by Kim Niemi
While it may seem that some celebs will live forever, the reality is that – while their work may live on in legacy – they are no more immune to mortality than the rest of us. We’re all going to die, but some of us go sooner than others, and when that happens we struggle to make sense of it.
Or we become vicious little trolls adding insult to injury by tormenting survivors of the deceased. Am I talking about you?
One of the detriments of the Internet is the option for anonymity, which becomes a cloak for loud-mouthed cowards to hide behind while flinging disgusting rhetoric and imagery at unwitting victims. This week it was Zelda Williams – daughter of Robin Williams, who died unexpectedly and tragically at the beginning of this week.
Zelda embraced the Internet for its good side, posting a lovely statement to her Tumblr page, which clearly indicated that there were already trolls throwing shade (or that she expected there to be – having previously addressed some other incidents back in June, which you can see a few posts down).
She didn’t have to do it, but I think with those who seem to “belong” to the world, as one could argue Robin Williams did, there’s an understanding by those close to them that the world expects… something. A word. A glimpse at their pain. Closure? So she took the time to address that expectation.
And the majority of people, whether rabid or fair-weather fans, appreciated what it must have taken to put herself out there – and as eloquently as she did – in a moment of such overwhelming sorrow. But those people were not enough to balance against the vile monsters sending her Photoshopped images of her father’s dead body, and the like, on Twitter.
Zelda asked her followers to also report the offenders, whom she named, and at least three Twitter accounts were shut down for abuse. Good for Twitter for responding so quickly and not allowing these losers to continue their attacks. But, of course, the damage had already been done. Zelda Williams is taking a break from social media, and who can blame her?
Social media is a wonderful tool when used properly. When not? Well, there will probably always be those who seek to behave like jackholes, hiding behind a clever (or not-so) user name. But believe this: as technology advances, there will be more efficient ways to not only shut these low-lifes down, but reveal them.
Wouldn’t it be nice to think of their potential employers seeing what crap they spew in their free time?

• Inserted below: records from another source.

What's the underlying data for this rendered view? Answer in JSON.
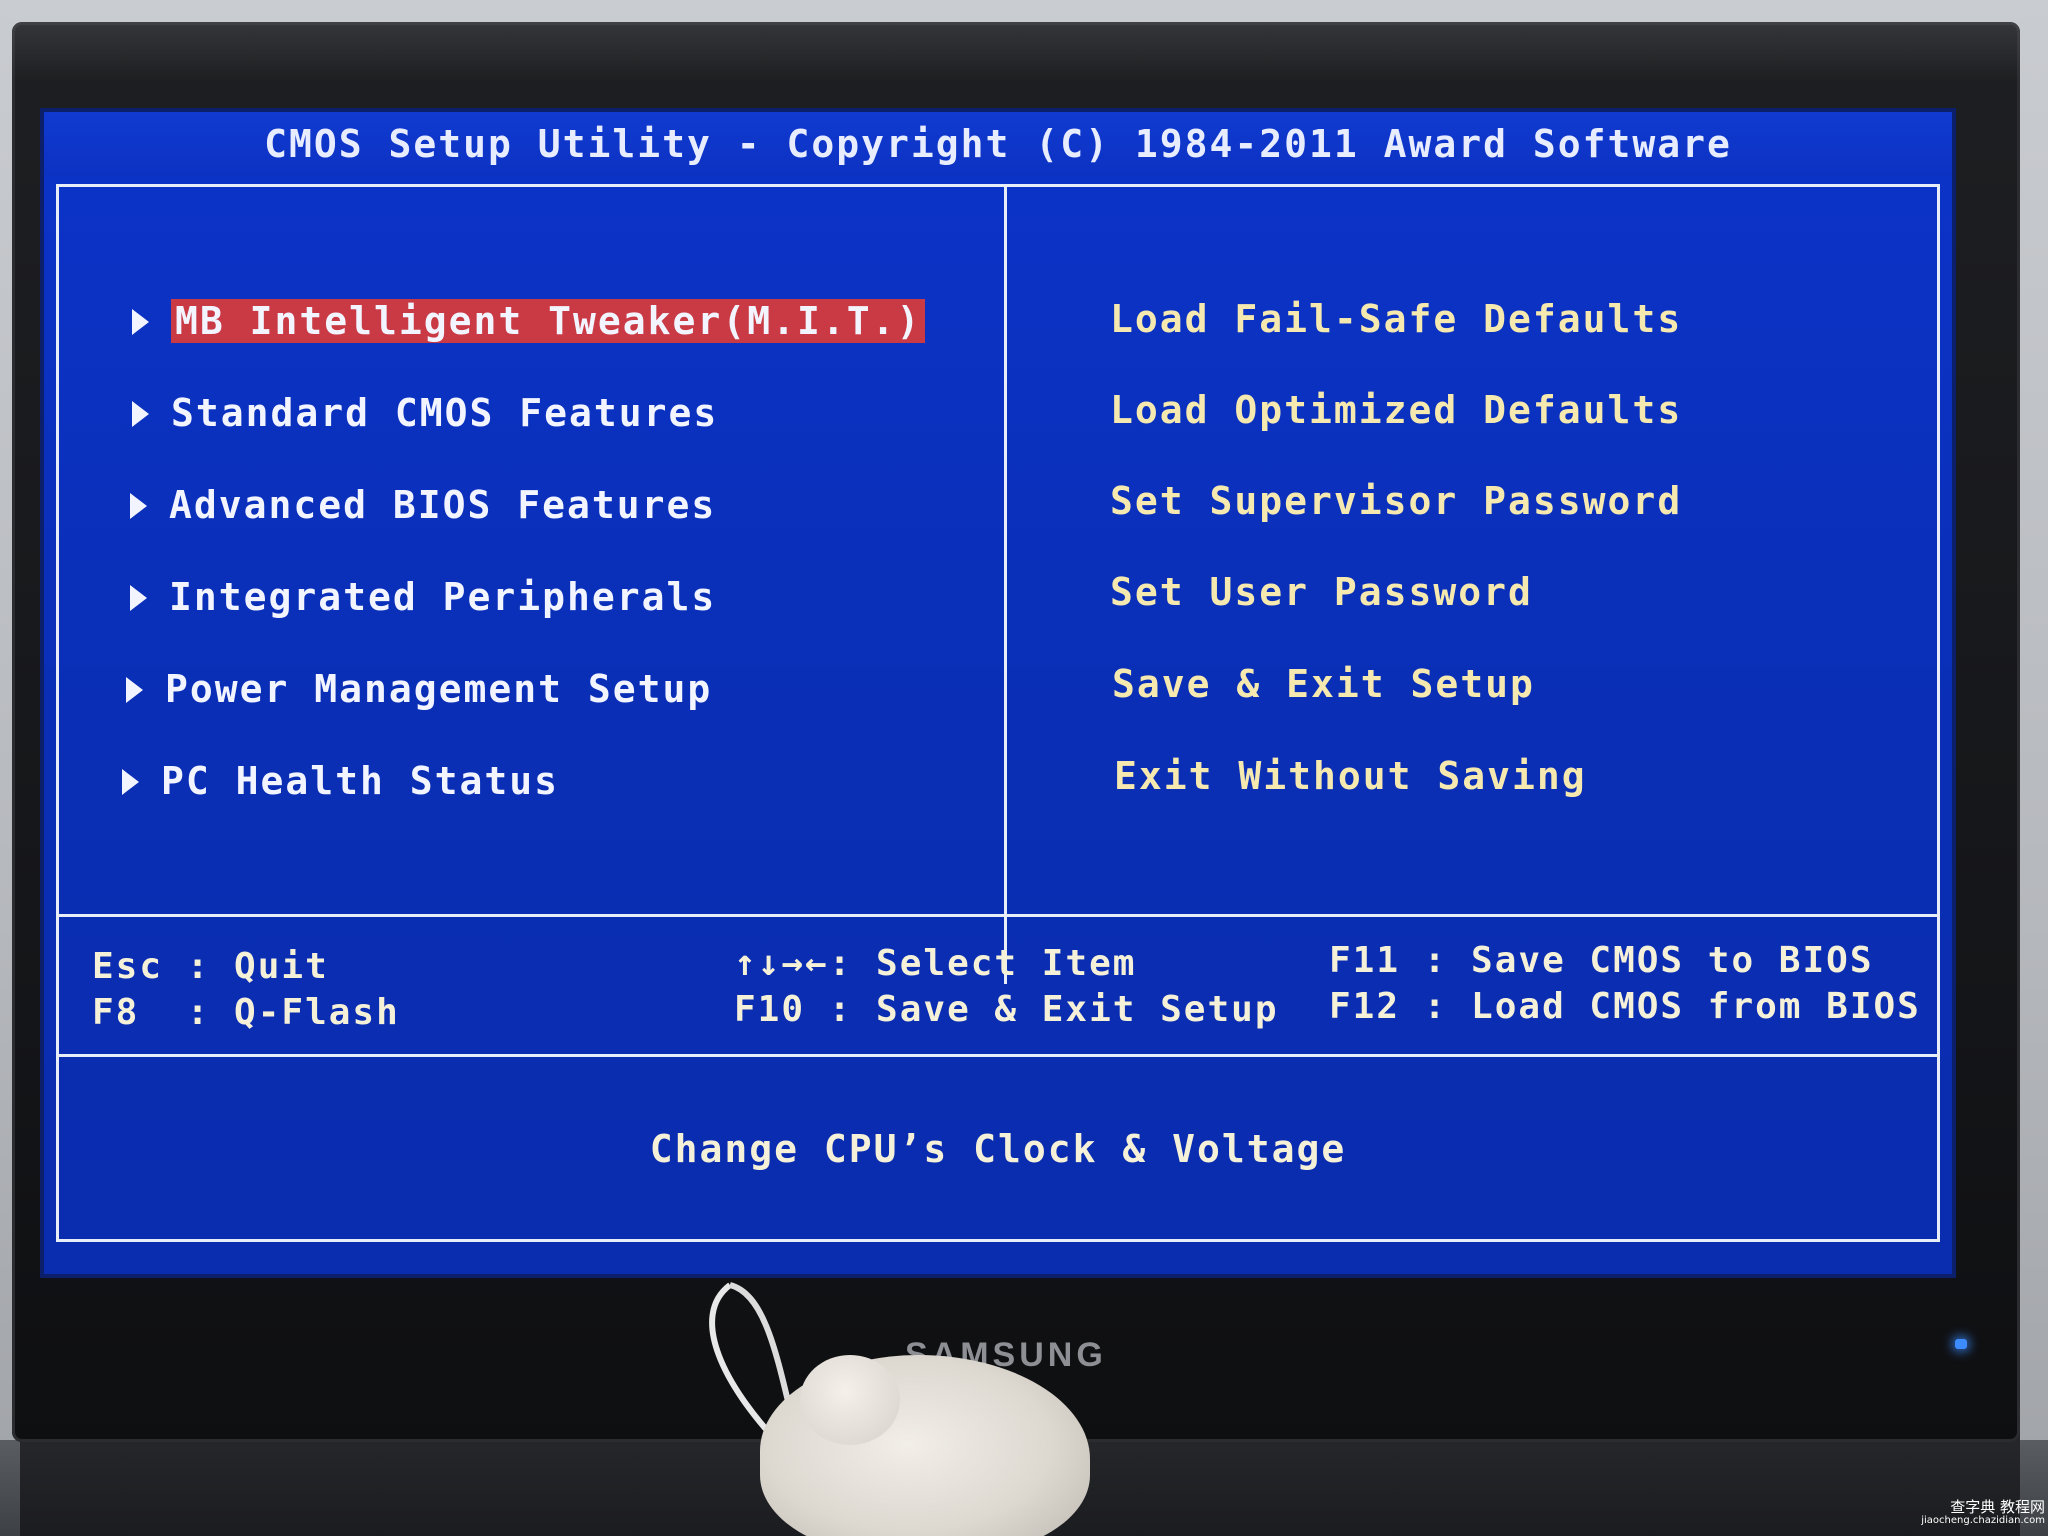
{
  "bios": {
    "title": "CMOS Setup Utility - Copyright (C) 1984-2011 Award Software",
    "left_menu": [
      {
        "label": "MB Intelligent Tweaker(M.I.T.)",
        "selected": true
      },
      {
        "label": "Standard CMOS Features",
        "selected": false
      },
      {
        "label": "Advanced BIOS Features",
        "selected": false
      },
      {
        "label": "Integrated Peripherals",
        "selected": false
      },
      {
        "label": "Power Management Setup",
        "selected": false
      },
      {
        "label": "PC Health Status",
        "selected": false
      }
    ],
    "right_menu": [
      {
        "label": "Load Fail-Safe Defaults"
      },
      {
        "label": "Load Optimized Defaults"
      },
      {
        "label": "Set Supervisor Password"
      },
      {
        "label": "Set User Password"
      },
      {
        "label": "Save & Exit Setup"
      },
      {
        "label": "Exit Without Saving"
      }
    ],
    "keys": {
      "esc": "Esc : Quit",
      "f8": "F8  : Q-Flash",
      "select": "↑↓→←: Select Item",
      "f10": "F10 : Save & Exit Setup",
      "f11": "F11 : Save CMOS to BIOS",
      "f12": "F12 : Load CMOS from BIOS"
    },
    "help_text": "Change CPU’s Clock & Voltage"
  },
  "monitor": {
    "brand": "SAMSUNG"
  },
  "watermark": {
    "line1": "查字典 教程网",
    "line2": "jiaocheng.chazidian.com"
  },
  "colors": {
    "screen_blue": "#0a2fb8",
    "selection_red": "#c93a44",
    "right_menu_yellow": "#f5e9b0",
    "frame_white": "#e8eef8",
    "power_led": "#3d8cff"
  }
}
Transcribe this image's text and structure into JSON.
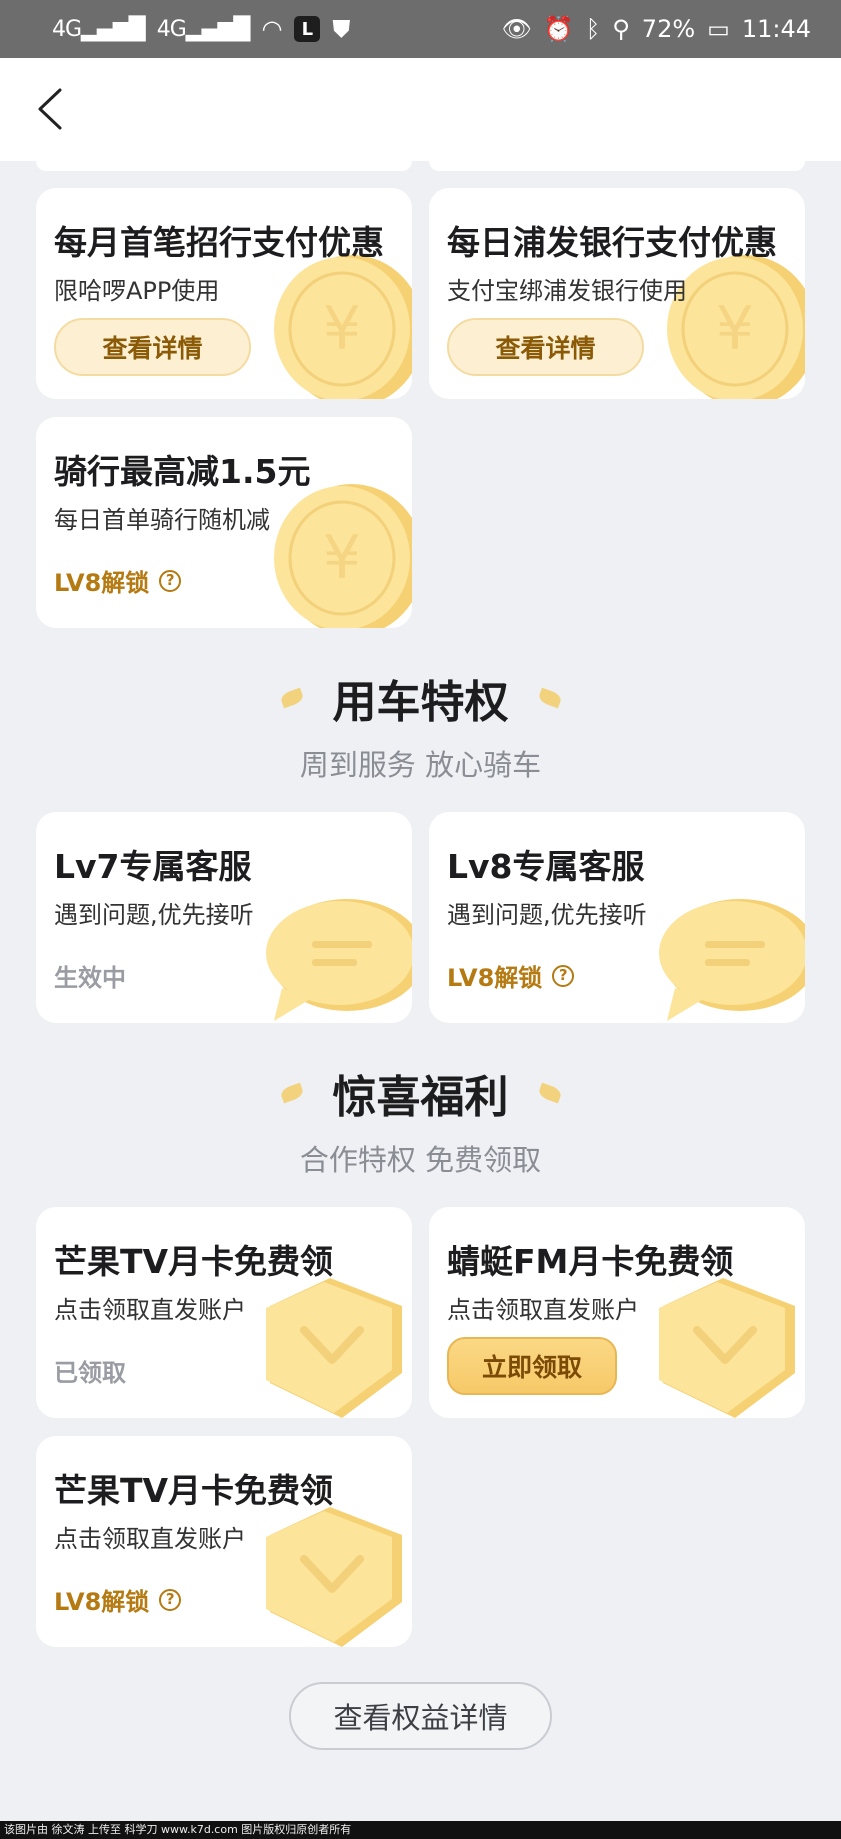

Social sabotage is a bitch, kids.
Until then, we need to take whatever lessons we can from these situations (mental illness and depression may finally be taken seriously), and above all else, we simply MUST be kinder to one another.